The difficulty is that the experience these lawyers have gained has a limited life. A good junior lawyer who has come through this system needs to look at their long-term career options and consider whether they need to move into areas of law which are going to be sustained over the longer term.

However, some lawyers are seeing the trend and have started to re-tool. I firmly believe that we need to focus on developing lawyers with other skills, and the Law Society of Ireland is very aware of this need in its development of post-qualification diploma programmes, including diplomas for in-house counsel in areas such as financial services and commercial contracts, etc.

GC: If you had one piece of advice to give general counsel in Ireland, what would it be?

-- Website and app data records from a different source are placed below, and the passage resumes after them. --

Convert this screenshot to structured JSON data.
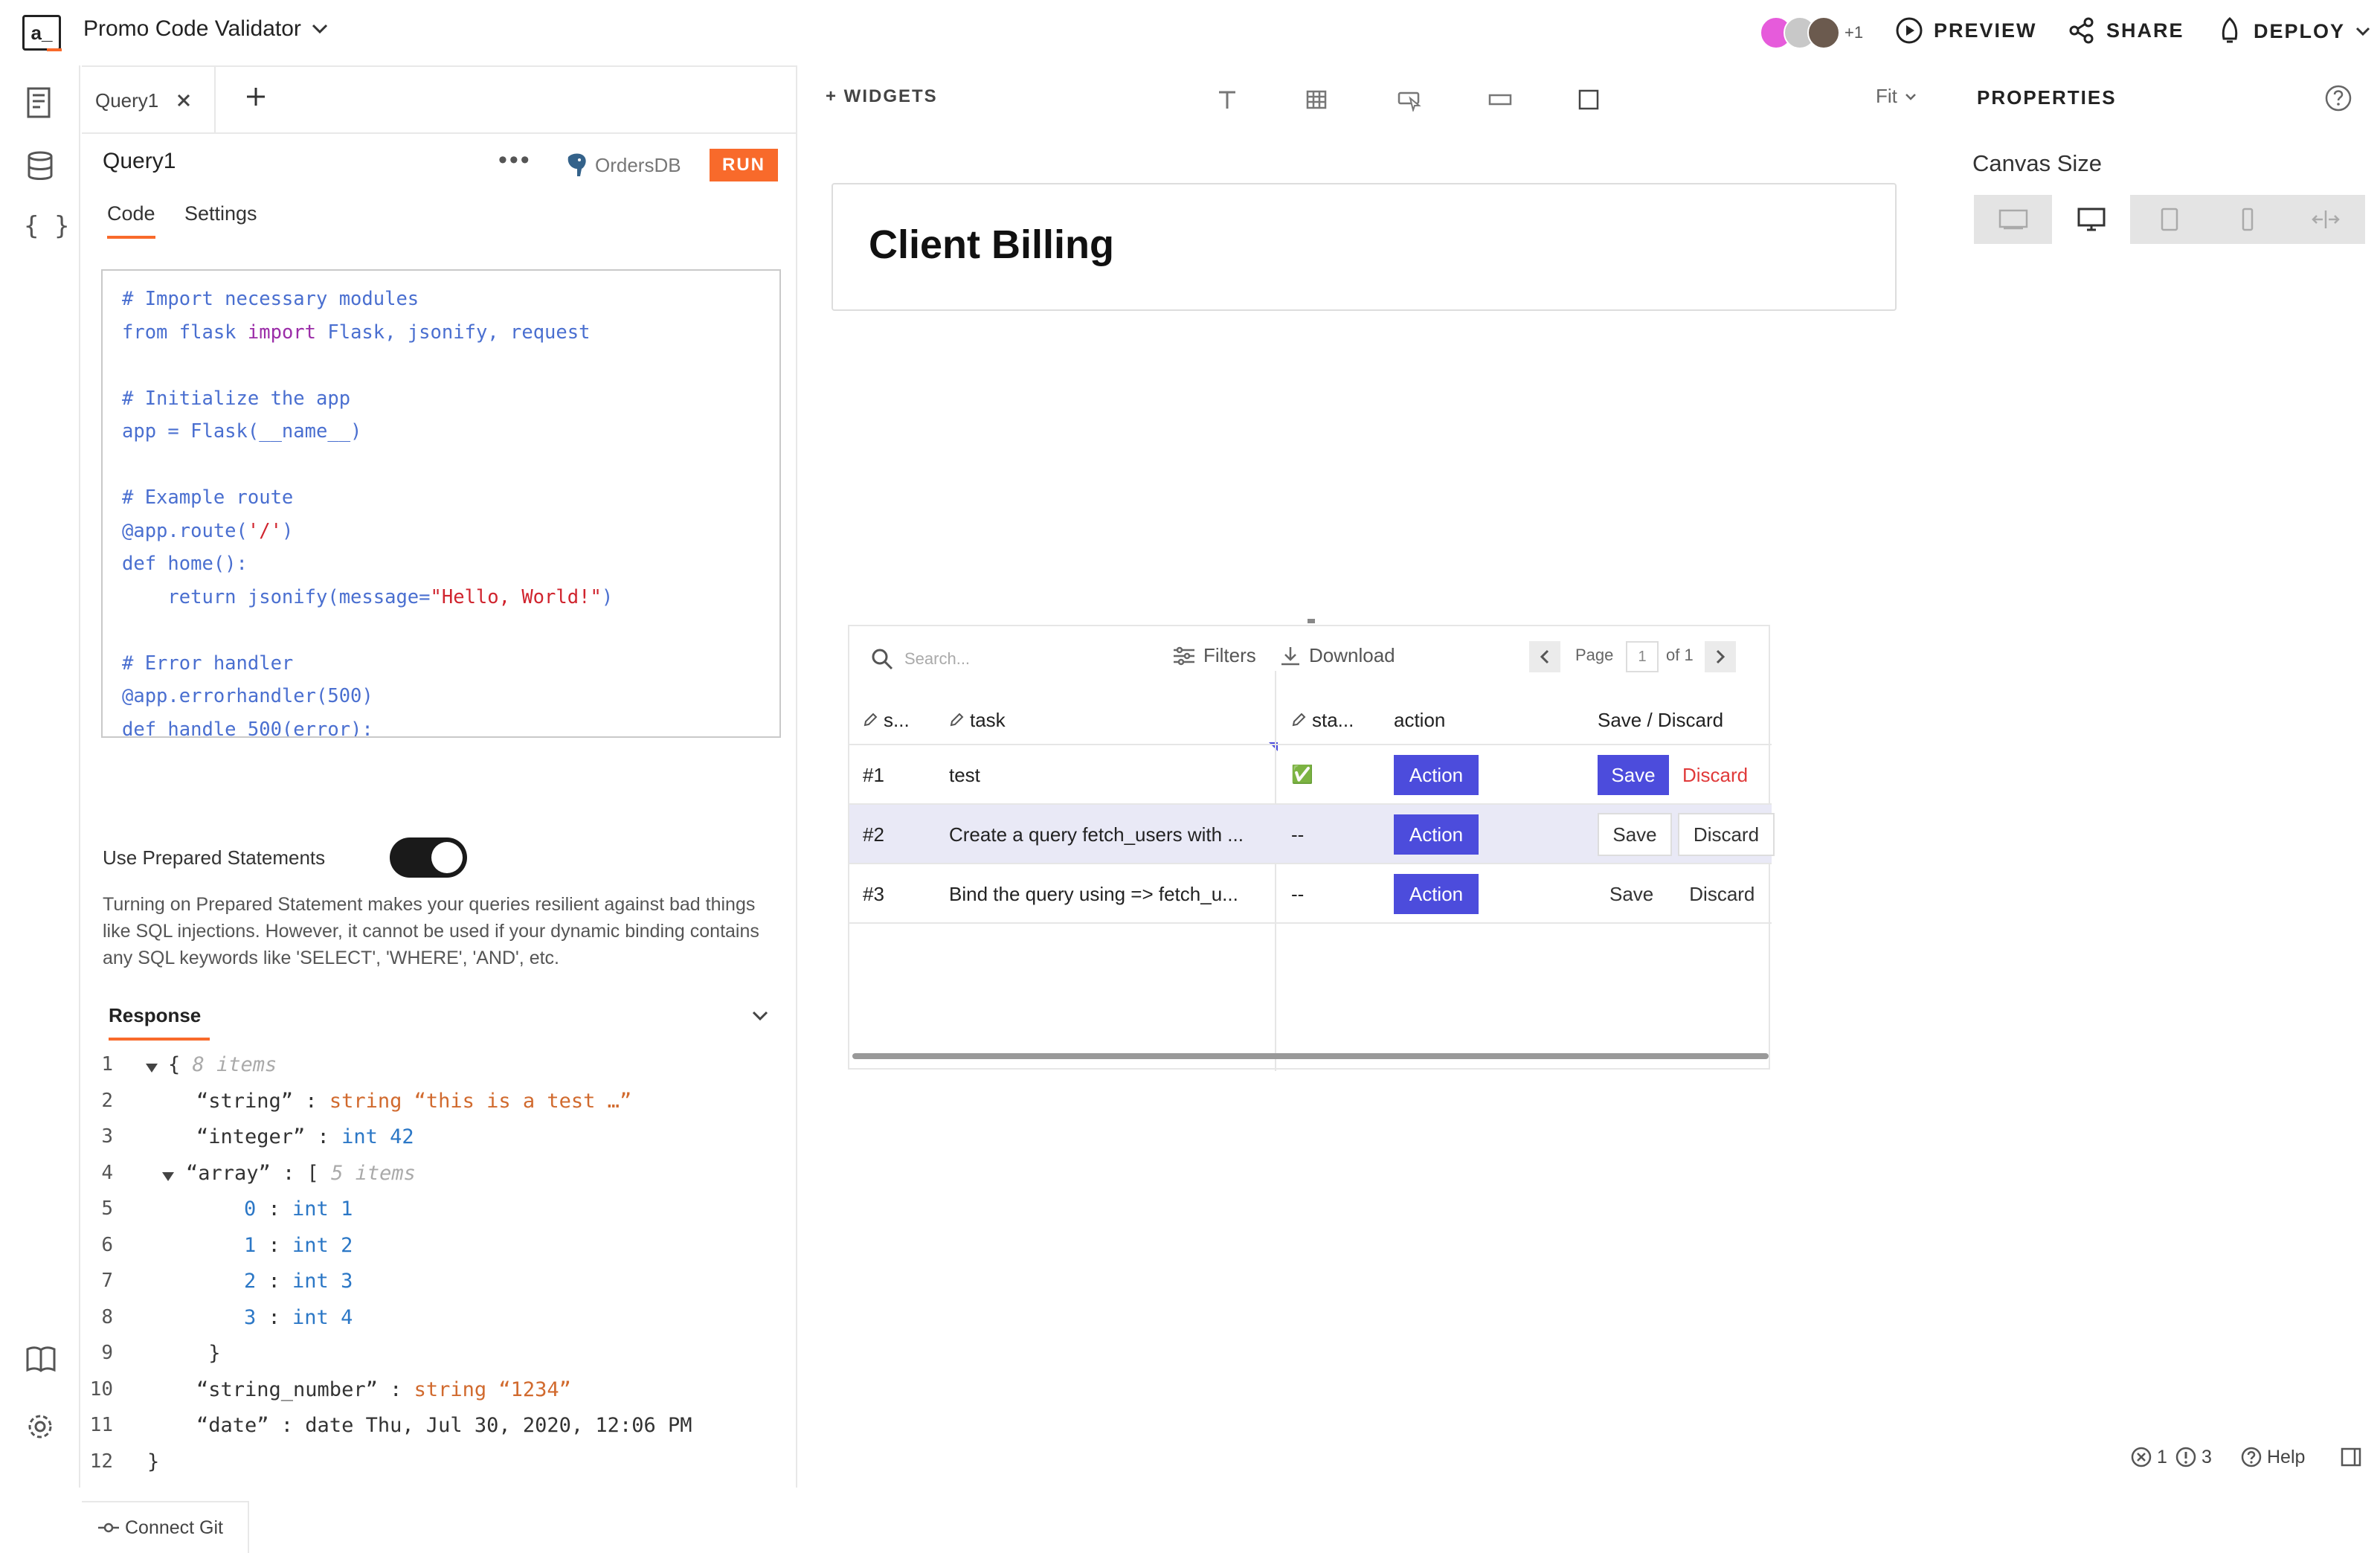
{
  "app": {
    "logo": "a_",
    "title": "Promo Code Validator",
    "extra_users": "+1"
  },
  "top_actions": {
    "preview": "PREVIEW",
    "share": "SHARE",
    "deploy": "DEPLOY"
  },
  "query_panel": {
    "tab": "Query1",
    "name": "Query1",
    "datasource": "OrdersDB",
    "run": "RUN",
    "subtabs": [
      "Code",
      "Settings"
    ],
    "code": [
      [
        {
          "c": "cm",
          "t": "# Import necessary modules"
        }
      ],
      [
        {
          "c": "id",
          "t": "from flask "
        },
        {
          "c": "kw",
          "t": "import"
        },
        {
          "c": "id",
          "t": " Flask, jsonify, request"
        }
      ],
      [],
      [
        {
          "c": "cm",
          "t": "# Initialize the app"
        }
      ],
      [
        {
          "c": "id",
          "t": "app = Flask(__name__)"
        }
      ],
      [],
      [
        {
          "c": "cm",
          "t": "# Example route"
        }
      ],
      [
        {
          "c": "id",
          "t": "@app.route("
        },
        {
          "c": "st",
          "t": "'/'"
        },
        {
          "c": "id",
          "t": ")"
        }
      ],
      [
        {
          "c": "id",
          "t": "def home():"
        }
      ],
      [
        {
          "c": "id",
          "t": "    return jsonify(message="
        },
        {
          "c": "st",
          "t": "\"Hello, World!\""
        },
        {
          "c": "id",
          "t": ")"
        }
      ],
      [],
      [
        {
          "c": "cm",
          "t": "# Error handler"
        }
      ],
      [
        {
          "c": "id",
          "t": "@app.errorhandler(500)"
        }
      ],
      [
        {
          "c": "id",
          "t": "def handle_500(error):"
        }
      ]
    ],
    "prepared_label": "Use Prepared Statements",
    "prepared_note": "Turning on Prepared Statement makes your queries resilient against bad things like SQL injections. However, it cannot be used if your dynamic binding contains any SQL keywords like 'SELECT', 'WHERE', 'AND', etc.",
    "response_tab": "Response",
    "response_lines": [
      {
        "n": "1",
        "indent": 0,
        "arrow": true,
        "parts": [
          {
            "c": "k",
            "t": "{ "
          },
          {
            "c": "hint",
            "t": "8 items"
          }
        ]
      },
      {
        "n": "2",
        "indent": 1,
        "parts": [
          {
            "c": "k",
            "t": "“string” : "
          },
          {
            "c": "str",
            "t": "string “this is a test …”"
          }
        ]
      },
      {
        "n": "3",
        "indent": 1,
        "parts": [
          {
            "c": "k",
            "t": "“integer” : "
          },
          {
            "c": "int",
            "t": "int 42"
          }
        ]
      },
      {
        "n": "4",
        "indent": 1,
        "arrow": true,
        "parts": [
          {
            "c": "k",
            "t": "“array” : [ "
          },
          {
            "c": "hint",
            "t": "5 items"
          }
        ]
      },
      {
        "n": "5",
        "indent": 2,
        "parts": [
          {
            "c": "int",
            "t": "0"
          },
          {
            "c": "k",
            "t": " : "
          },
          {
            "c": "int",
            "t": "int 1"
          }
        ]
      },
      {
        "n": "6",
        "indent": 2,
        "parts": [
          {
            "c": "int",
            "t": "1"
          },
          {
            "c": "k",
            "t": " : "
          },
          {
            "c": "int",
            "t": "int 2"
          }
        ]
      },
      {
        "n": "7",
        "indent": 2,
        "parts": [
          {
            "c": "int",
            "t": "2"
          },
          {
            "c": "k",
            "t": " : "
          },
          {
            "c": "int",
            "t": "int 3"
          }
        ]
      },
      {
        "n": "8",
        "indent": 2,
        "parts": [
          {
            "c": "int",
            "t": "3"
          },
          {
            "c": "k",
            "t": " : "
          },
          {
            "c": "int",
            "t": "int 4"
          }
        ]
      },
      {
        "n": "9",
        "indent": 1,
        "parts": [
          {
            "c": "k",
            "t": " }"
          }
        ]
      },
      {
        "n": "10",
        "indent": 1,
        "parts": [
          {
            "c": "k",
            "t": "“string_number” : "
          },
          {
            "c": "str",
            "t": "string “1234”"
          }
        ]
      },
      {
        "n": "11",
        "indent": 1,
        "parts": [
          {
            "c": "k",
            "t": "“date” : date Thu, Jul 30, 2020, 12:06 PM"
          }
        ]
      },
      {
        "n": "12",
        "indent": 0,
        "parts": [
          {
            "c": "k",
            "t": "}"
          }
        ]
      }
    ],
    "connect_git": "Connect Git"
  },
  "canvas": {
    "widgets_label": "+ WIDGETS",
    "fit": "Fit",
    "card_title": "Client Billing",
    "table": {
      "search_placeholder": "Search...",
      "filters": "Filters",
      "download": "Download",
      "page_label": "Page",
      "page_value": "1",
      "page_of": "of 1",
      "columns": [
        "s...",
        "task",
        "sta...",
        "action",
        "Save / Discard"
      ],
      "rows": [
        {
          "id": "#1",
          "task": "test",
          "status": "✅",
          "action": "Action",
          "save": "Save",
          "discard": "Discard"
        },
        {
          "id": "#2",
          "task": "Create a query fetch_users with ...",
          "status": "--",
          "action": "Action",
          "save": "Save",
          "discard": "Discard"
        },
        {
          "id": "#3",
          "task": "Bind the query using => fetch_u...",
          "status": "--",
          "action": "Action",
          "save": "Save",
          "discard": "Discard"
        }
      ]
    }
  },
  "properties": {
    "title": "PROPERTIES",
    "canvas_size": "Canvas Size"
  },
  "status_bar": {
    "errors": "1",
    "warnings": "3",
    "help": "Help"
  }
}
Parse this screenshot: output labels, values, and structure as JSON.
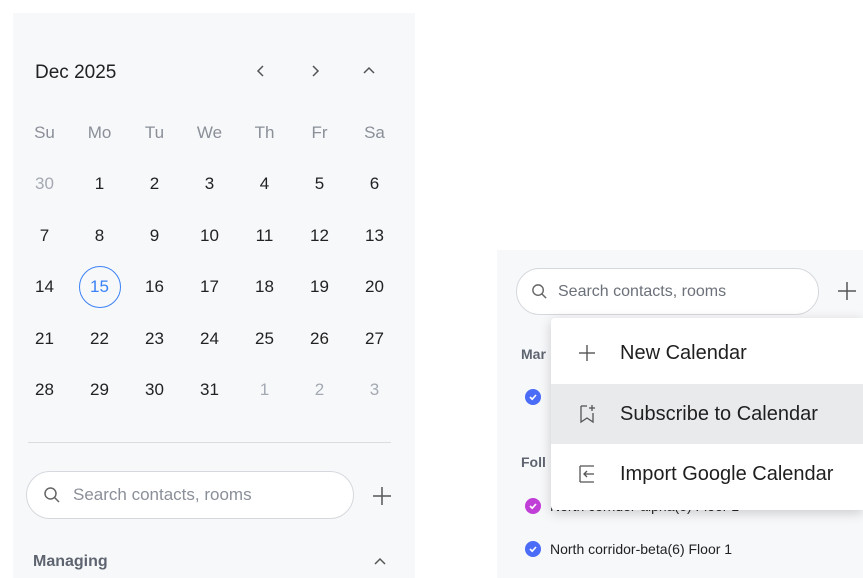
{
  "calendar": {
    "month_label": "Dec 2025",
    "weekdays": [
      "Su",
      "Mo",
      "Tu",
      "We",
      "Th",
      "Fr",
      "Sa"
    ],
    "weeks": [
      [
        "30",
        "1",
        "2",
        "3",
        "4",
        "5",
        "6"
      ],
      [
        "7",
        "8",
        "9",
        "10",
        "11",
        "12",
        "13"
      ],
      [
        "14",
        "15",
        "16",
        "17",
        "18",
        "19",
        "20"
      ],
      [
        "21",
        "22",
        "23",
        "24",
        "25",
        "26",
        "27"
      ],
      [
        "28",
        "29",
        "30",
        "31",
        "1",
        "2",
        "3"
      ]
    ],
    "selected_day": "15",
    "accent_color": "#3b82f6",
    "icons": {
      "prev": "chevron-left-icon",
      "next": "chevron-right-icon",
      "collapse": "chevron-up-icon"
    }
  },
  "left_search": {
    "placeholder": "Search contacts, rooms",
    "value": ""
  },
  "left_sections": {
    "managing": "Managing"
  },
  "right_search": {
    "placeholder": "Search contacts, rooms",
    "value": ""
  },
  "right_sections": {
    "managing_partial": "Mar",
    "following_partial": "Foll"
  },
  "right_calendars": [
    {
      "name": "North corridor-alpha(6) Floor 1",
      "color": "#c03fd6"
    },
    {
      "name": "North corridor-beta(6) Floor 1",
      "color": "#4a6cf7"
    }
  ],
  "add_menu": {
    "items": [
      {
        "label": "New Calendar",
        "icon": "plus-icon"
      },
      {
        "label": "Subscribe to Calendar",
        "icon": "bookmark-add-icon"
      },
      {
        "label": "Import Google Calendar",
        "icon": "import-icon"
      }
    ]
  }
}
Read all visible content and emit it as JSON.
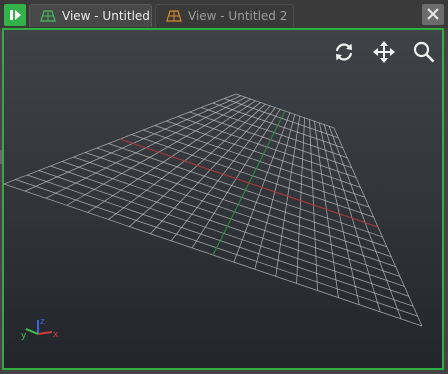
{
  "tabs": [
    {
      "label": "View - Untitled",
      "active": true,
      "icon": "viewport-icon",
      "icon_color": "#3fbf5a"
    },
    {
      "label": "View - Untitled 2",
      "active": false,
      "icon": "viewport-icon",
      "icon_color": "#d88a2a"
    }
  ],
  "panel_toggle": {
    "icon": "panel-toggle-icon",
    "color": "#33b24a"
  },
  "close_button": {
    "icon": "close-icon"
  },
  "viewport": {
    "border_color": "#2fae3f",
    "nav_tools": [
      {
        "name": "orbit-icon"
      },
      {
        "name": "pan-icon"
      },
      {
        "name": "zoom-icon"
      }
    ],
    "axis_gizmo": {
      "labels": {
        "x": "x",
        "y": "y",
        "z": "z"
      },
      "colors": {
        "x": "#d03b3b",
        "y": "#3cc24f",
        "z": "#3a66e0"
      }
    },
    "grid": {
      "cells": 20,
      "x_axis_color": "#b1373a",
      "z_axis_color": "#2b8f3a",
      "line_color": "#c8c8c8"
    }
  }
}
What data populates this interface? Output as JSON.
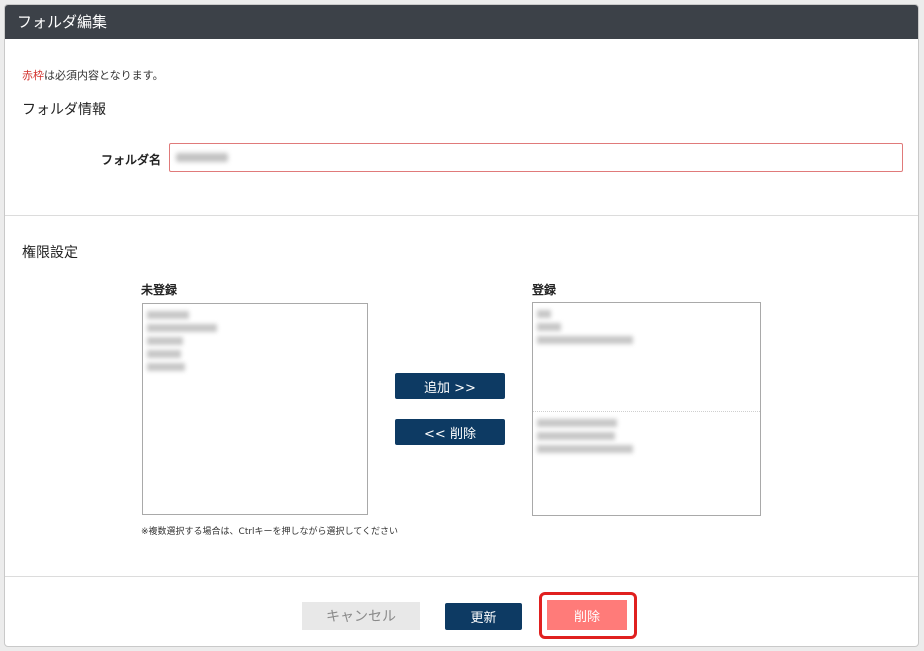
{
  "dialog": {
    "title": "フォルダ編集"
  },
  "form": {
    "required_note_red": "赤枠",
    "required_note_rest": "は必須内容となります。",
    "folder_info_title": "フォルダ情報",
    "folder_name_label": "フォルダ名",
    "folder_name_value": ""
  },
  "permissions": {
    "title": "権限設定",
    "unregistered_label": "未登録",
    "registered_label": "登録",
    "unregistered_items": [
      "",
      "",
      "",
      "",
      ""
    ],
    "registered_group1": [
      "",
      "",
      ""
    ],
    "registered_group2": [
      "",
      "",
      ""
    ],
    "add_button": "追加 >>",
    "remove_button": "<< 削除",
    "hint": "※複数選択する場合は、Ctrlキーを押しながら選択してください"
  },
  "footer": {
    "cancel_label": "キャンセル",
    "update_label": "更新",
    "delete_label": "削除"
  },
  "colors": {
    "titlebar": "#3c4148",
    "navy_button": "#0d3a63",
    "delete_button": "#ff7b79",
    "highlight_border": "#e0201f",
    "required_red": "#d2322d"
  }
}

ED: The more I see of business life, the more I think that experienced in-house lawyers can bring a lot to the commercial table. If you are also managing a number of lawyers, you will have an excellent opportunity to develop general management skills and ultimately to be seen as a leader within your organisation. I think that Ireland is becoming more open to the concept of lawyers in senior management roles, rather than lawyers just being lawyers. This is an incremental thing; since I started as an in-house lawyer in 2004 there has been an increasing perception that legal has a role to play within the overall management structure of an organisation. As a key player in discussions about significant strategic decisions, the general counsel role has moved well beyond that of purely a legal adviser.

GC: What has been the highlight of your professional life so far?

ED: Winning the Irish Law Awards International Transaction of the Year 2014 was probably the highlight of my in-house career since becoming general counsel in 2011. The award gave recognition and validation to the work of the department both internally and within the broader legal community in Ireland, as we were the first in-house legal department to win this particular award. There are few other sources for that type of good news story for an in-house legal function, so the award was particularly special.

GC: In your free time, what is your favourite pastime to indulge in?

ED: There isn’t much free time! I have two busy boys aged five and seven; anything that could be described as free time is spent with them. Theatre is my guilty pleasure. I am happy to go on my own if I can’t find someone to drag along.

GC: If for some reason you weren’t practising law anymore, what would you be doing instead?

ED: If I wasn’t practising law, I would be writing the second edition of the Irish Company Secretary’s Handbook! However, if the question was ‘what is your ideal job?’ the answer would be a theatre critic.